Newton’s Football, the Science Behind America’s Game studies football through the lens of physics and mathematics. Authors Allen St. John and Ainissa Ramirez, in collaboration with some of the most famous scientists of this century, provide a unique view on the most popular Sunday family-bonding event. St. John is a best-selling author whose talents complement those of Ramirez, a previous material science professor. Together, they have created an accessible and enjoyable scientific novel. Still, in their efforts to increase scientific accessibility, the authors come dangerously close to over-simplifying their explanations.
As the title suggests, Newton’s Football, describes properties of physics such as gravity and spin in order to explain ball movement and other phenomena in football. The authors introduce mathematician Steve Wolfram, a scholar famous mostly for the creation of Wolfram Alpha, a helpful mathematical website, and Mathematica, a programming language often used to model functions. Wolfram’s connection with the authors is twofold: he is a mathematician well versed in three-dimensional modeling and highly interested in teaching science in an enjoyable fashion. To the reader, Newton’s Football, the Science Behind America’s Game gains additional credibility because of its mainstream scientific references, like Wolfram. Readers are thus able to put their trust in reputable members of the scientific community as opposed to the relatively unknown authors.
Because of their early established credibility, Allen St. John and Ainissa Ramirez quickly and comfortably dive into the hard science behind football relatively early. Each section alternates between an anecdote on the football field and a scientific explanation for the phenomenon. This structure creates an easy-to-follow and captivating novel for any football fan.

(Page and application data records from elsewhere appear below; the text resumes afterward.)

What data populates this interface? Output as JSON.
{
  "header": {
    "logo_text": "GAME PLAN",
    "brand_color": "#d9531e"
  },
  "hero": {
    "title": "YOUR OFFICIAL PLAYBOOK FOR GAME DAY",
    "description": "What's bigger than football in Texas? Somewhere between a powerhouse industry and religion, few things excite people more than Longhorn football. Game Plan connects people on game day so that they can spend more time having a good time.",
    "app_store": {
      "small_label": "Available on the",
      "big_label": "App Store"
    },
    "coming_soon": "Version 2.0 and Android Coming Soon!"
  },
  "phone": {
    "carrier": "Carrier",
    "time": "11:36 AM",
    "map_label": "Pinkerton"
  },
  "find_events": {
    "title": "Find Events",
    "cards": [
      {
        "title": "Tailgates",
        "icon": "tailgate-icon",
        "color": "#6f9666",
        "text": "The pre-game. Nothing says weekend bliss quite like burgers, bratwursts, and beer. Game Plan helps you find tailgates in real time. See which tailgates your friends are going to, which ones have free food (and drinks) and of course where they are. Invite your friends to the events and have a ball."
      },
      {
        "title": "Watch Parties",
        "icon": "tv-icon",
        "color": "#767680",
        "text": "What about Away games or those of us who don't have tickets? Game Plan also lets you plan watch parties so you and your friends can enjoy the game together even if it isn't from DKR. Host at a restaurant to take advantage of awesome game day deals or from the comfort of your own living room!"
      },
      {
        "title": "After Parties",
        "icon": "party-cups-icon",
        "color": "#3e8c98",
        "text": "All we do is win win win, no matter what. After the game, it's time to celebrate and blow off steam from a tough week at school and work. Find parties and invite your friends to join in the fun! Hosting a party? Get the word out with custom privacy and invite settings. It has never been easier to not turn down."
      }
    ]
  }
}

Newton’s Football maintains an easy pace suitable for any reader. For example, the novel often includes the history of football in the introductions to chapters. St. John and Ramirez discuss the creation of the actual ball, which is made from pigskin! These odd facts are always drawn back into the conceptual model of football. The making and shape of the football is connected to the direction of its movement. However, because of its easy pace, Newton’s Football might be common knowledge for some advanced scientists. A heavily physics based or mathematics-based texts would be more appropriate for their background.
Most high school level physics classes address parabolic motion of an object. St. John and Ramirez do not wade deeper than this high school physics level explanation. In their effort to create an accessible novel, the authors somewhat dulled down their message: football can be understood using science. Rather, Newton’s Football seems to suggest that these two areas are incompatible because the science has been dulled down.
St. John and Ramirez straddled the disciplinary line in their book, Newton’s Football, the Science Behind America’s Game. Though the authors blend these two areas together, there are often a sharp contrasts between purely scientific and purely sports vocabulary. For example St. John refers to the football as a Wilson “Duke” but also describes the “prolate spheroid” shape of the ball. Of course, if given a chance, Newton’s Football can be understood by readers without a background in science or football. The novel is a worthwhile read for any individual interested in the intersection between science and sports.